Much is not yet known, and the military owes a full explanation. But the shifting and inaccurate rationales put forth so far already have undermined trust.
Not surprisingly, Liu has called for an investigation apart from those underway by the U.S. military, NATO and the Afghan forces. She wants the matter investigated by the International Humanitarian Fact-Finding Commission established by the Geneva Conventions.
Created in 1991, the commission has never been used and it’s not clear how it would work at this point. But some independent body should be authorized to investigate the airstrike, and the U.S. should cooperate.

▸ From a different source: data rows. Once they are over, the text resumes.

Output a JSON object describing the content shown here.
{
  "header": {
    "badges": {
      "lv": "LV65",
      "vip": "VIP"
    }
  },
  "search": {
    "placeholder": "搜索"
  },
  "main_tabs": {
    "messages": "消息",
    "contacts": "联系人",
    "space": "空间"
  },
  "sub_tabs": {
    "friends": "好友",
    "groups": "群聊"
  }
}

America is choosing to engage in Middle East conflicts through bombings, not ground forces. That’s probably the better of two bad options. But some mistakes can’t be brushed off as such. There must be accountability for the weekend tragedy that left patients burning in their beds as a result of U.S. bombs.